- What is required
Which of the lines below contain the string "population"? Pull each one out of the data.

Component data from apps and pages

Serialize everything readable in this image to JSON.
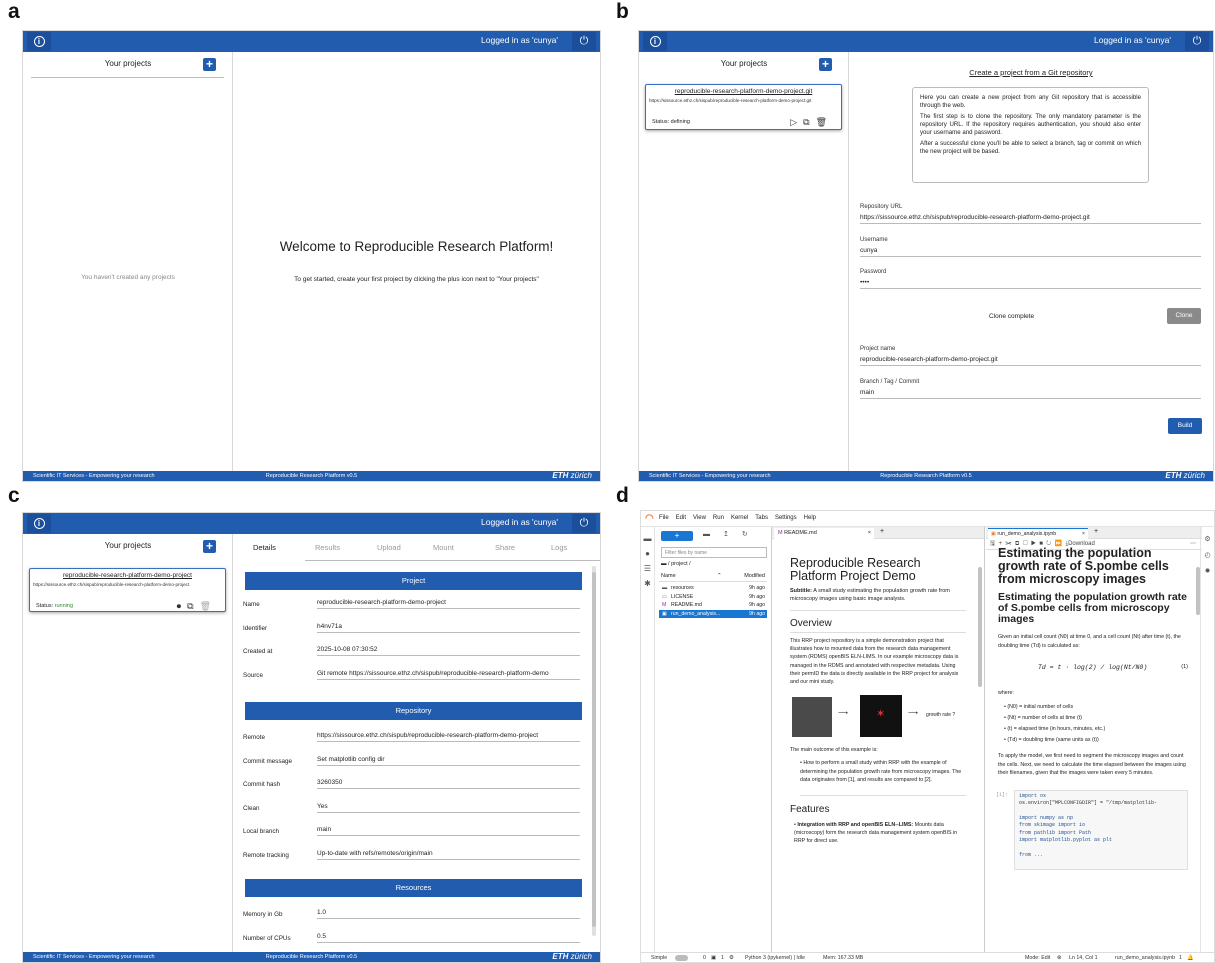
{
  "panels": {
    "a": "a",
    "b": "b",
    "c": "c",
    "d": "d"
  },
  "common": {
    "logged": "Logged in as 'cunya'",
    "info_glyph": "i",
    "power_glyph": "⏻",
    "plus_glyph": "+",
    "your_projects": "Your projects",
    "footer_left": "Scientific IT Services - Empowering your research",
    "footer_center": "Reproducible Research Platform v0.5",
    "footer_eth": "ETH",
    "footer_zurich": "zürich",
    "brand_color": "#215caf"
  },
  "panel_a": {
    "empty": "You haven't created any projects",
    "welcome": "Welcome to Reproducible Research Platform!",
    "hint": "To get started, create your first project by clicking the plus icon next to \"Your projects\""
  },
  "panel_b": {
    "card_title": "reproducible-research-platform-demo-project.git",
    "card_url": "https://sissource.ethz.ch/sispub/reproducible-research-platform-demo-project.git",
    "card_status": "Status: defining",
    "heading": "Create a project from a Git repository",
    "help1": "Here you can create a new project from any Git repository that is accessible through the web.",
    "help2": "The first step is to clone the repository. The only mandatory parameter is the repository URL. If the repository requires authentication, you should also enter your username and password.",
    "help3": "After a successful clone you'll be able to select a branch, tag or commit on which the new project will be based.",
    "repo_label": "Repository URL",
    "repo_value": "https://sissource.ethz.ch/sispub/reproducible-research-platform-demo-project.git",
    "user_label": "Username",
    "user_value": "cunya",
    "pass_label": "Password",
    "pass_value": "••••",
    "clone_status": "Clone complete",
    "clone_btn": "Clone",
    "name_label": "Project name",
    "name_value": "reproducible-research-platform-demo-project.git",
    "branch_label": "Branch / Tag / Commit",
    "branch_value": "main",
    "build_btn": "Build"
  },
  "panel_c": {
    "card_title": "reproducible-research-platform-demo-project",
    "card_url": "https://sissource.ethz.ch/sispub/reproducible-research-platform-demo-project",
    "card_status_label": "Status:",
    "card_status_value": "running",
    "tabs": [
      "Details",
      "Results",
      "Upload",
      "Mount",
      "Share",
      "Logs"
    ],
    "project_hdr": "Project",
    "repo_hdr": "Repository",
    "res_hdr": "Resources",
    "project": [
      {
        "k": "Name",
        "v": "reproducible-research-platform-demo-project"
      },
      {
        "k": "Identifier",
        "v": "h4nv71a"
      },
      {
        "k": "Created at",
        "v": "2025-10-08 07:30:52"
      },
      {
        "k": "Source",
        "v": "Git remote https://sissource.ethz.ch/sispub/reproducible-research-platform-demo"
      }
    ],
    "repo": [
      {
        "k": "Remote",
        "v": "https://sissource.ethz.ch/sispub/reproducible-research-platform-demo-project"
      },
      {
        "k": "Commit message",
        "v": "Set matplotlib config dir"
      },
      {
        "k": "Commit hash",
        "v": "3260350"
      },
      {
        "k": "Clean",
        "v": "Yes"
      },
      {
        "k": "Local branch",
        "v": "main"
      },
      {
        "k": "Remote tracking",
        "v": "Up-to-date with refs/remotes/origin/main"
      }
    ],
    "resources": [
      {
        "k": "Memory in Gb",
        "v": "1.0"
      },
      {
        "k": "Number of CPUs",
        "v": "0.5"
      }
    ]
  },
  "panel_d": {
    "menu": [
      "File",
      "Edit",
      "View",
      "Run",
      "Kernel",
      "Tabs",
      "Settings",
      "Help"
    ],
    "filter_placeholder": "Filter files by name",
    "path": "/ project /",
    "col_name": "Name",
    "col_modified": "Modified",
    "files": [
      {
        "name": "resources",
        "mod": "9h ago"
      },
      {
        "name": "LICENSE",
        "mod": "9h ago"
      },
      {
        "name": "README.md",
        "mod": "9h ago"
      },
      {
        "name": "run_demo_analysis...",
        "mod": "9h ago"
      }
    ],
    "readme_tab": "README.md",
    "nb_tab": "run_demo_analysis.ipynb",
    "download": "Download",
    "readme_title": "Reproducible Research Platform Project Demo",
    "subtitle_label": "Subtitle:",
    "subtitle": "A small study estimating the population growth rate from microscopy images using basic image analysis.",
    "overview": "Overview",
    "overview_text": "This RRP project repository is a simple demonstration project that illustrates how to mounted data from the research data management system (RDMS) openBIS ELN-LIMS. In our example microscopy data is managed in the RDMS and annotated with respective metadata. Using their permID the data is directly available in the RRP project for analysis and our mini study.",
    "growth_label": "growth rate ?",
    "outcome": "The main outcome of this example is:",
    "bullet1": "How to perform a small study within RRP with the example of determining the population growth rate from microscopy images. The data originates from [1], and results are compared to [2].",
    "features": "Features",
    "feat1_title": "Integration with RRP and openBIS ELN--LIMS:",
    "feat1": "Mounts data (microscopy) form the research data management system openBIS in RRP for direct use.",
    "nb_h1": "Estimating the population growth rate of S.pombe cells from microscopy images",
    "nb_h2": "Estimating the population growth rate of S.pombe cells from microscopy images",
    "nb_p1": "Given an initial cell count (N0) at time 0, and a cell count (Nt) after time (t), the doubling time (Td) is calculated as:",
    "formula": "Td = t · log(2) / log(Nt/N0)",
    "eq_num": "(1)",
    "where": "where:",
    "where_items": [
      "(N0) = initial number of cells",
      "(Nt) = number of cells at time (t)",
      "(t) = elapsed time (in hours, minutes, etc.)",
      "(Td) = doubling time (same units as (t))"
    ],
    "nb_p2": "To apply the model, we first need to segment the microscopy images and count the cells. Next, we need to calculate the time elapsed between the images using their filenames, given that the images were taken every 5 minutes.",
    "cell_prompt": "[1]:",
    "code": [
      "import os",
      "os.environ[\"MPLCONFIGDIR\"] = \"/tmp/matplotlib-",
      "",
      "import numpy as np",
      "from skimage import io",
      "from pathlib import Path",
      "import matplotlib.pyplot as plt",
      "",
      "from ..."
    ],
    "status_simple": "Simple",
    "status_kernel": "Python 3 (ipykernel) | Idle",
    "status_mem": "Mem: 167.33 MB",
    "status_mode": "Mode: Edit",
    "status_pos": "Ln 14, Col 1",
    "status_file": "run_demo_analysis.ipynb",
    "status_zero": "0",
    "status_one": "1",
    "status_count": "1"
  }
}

- Exercise answer
    "subtitle": "A small study estimating the population growth rate from microscopy images using basic image analysis.",
    "bullet1": "How to perform a small study within RRP with the example of determining the population growth rate from microscopy images. The data originates from [1], and results are compared to [2].",
    "nb_h1": "Estimating the population growth rate of S.pombe cells from microscopy images",
    "nb_h2": "Estimating the population growth rate of S.pombe cells from microscopy images",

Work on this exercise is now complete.